Misclassifying workers can expose businesses to various risks, including tax fines and penalties, audits, lawsuits, and organizational confusion.

  1. Penalties:

    Misclassification can lead to penalties, including back taxes with interest, and fines of up to 35% of the improperly taxed amount.
  1. Audits:

    State audits, which are more common than IRS audits, often occur when workers classified as independent contractors apply for unemployment compensation after their services are terminated.
  1. Lawsuits:

    Misclassified workers may file negligence lawsuits if they suffer job-related injuries. Employees typically have workers' compensation coverage, which prevents such legal actions.

  2. Lack of Clarity:

    Unclear or undocumented company policies regarding the roles of independent contractors can pose risks. If an independent contractor feels they are being treated unfairly or believe they are entitled to employee benefits, they may seek legal recourse or involve regulatory agencies. Implementing clear policies and guidelines helps mitigate this risk.

The More You Know

Understanding the distinction between employees and independent contractors is crucial for businesses to navigate the complex landscape of labor and tax laws. 

By familiarizing themselves with the factors considered by the IRS, employers can make informed decisions regarding worker classification, ensuring compliance and minimizing the risks of misclassification. 

A proactive approach to accurate classification will help businesses avoid potential penalties, audits, and lawsuits while fostering a transparent and fair working environment.   

The Solution to Your Problems 

When it comes to managing your contingent workforce and avoiding the pitfalls of misclassification, TCWGlobal is the solution you've been searching for.
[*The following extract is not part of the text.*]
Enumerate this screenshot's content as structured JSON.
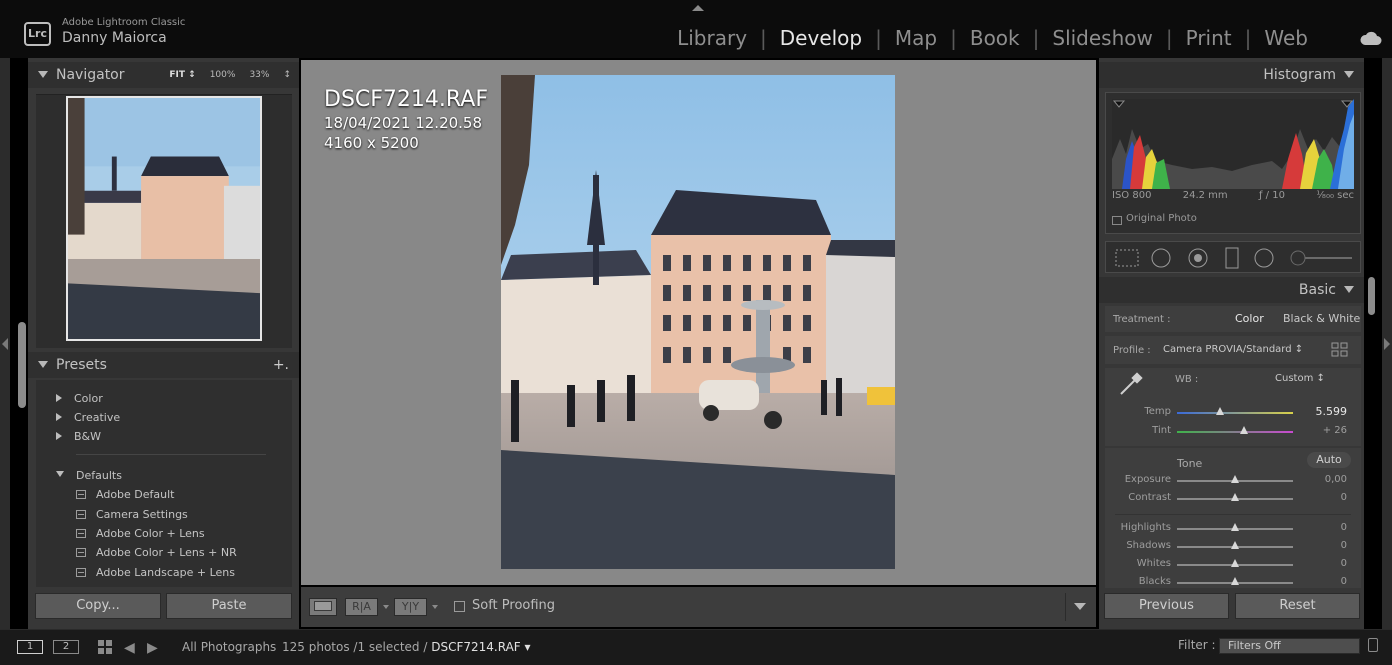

Our team provides you with a seamless and efficient employer of record service that will make sure your workers are always classified properly.

Don't wait any longer - contact us today at 858-810-3000 or email us at to discover how our services can help you achieve your business goals. Let TCWGlobal be your partner in success.


Post by TCWGlobal
September 5, 2023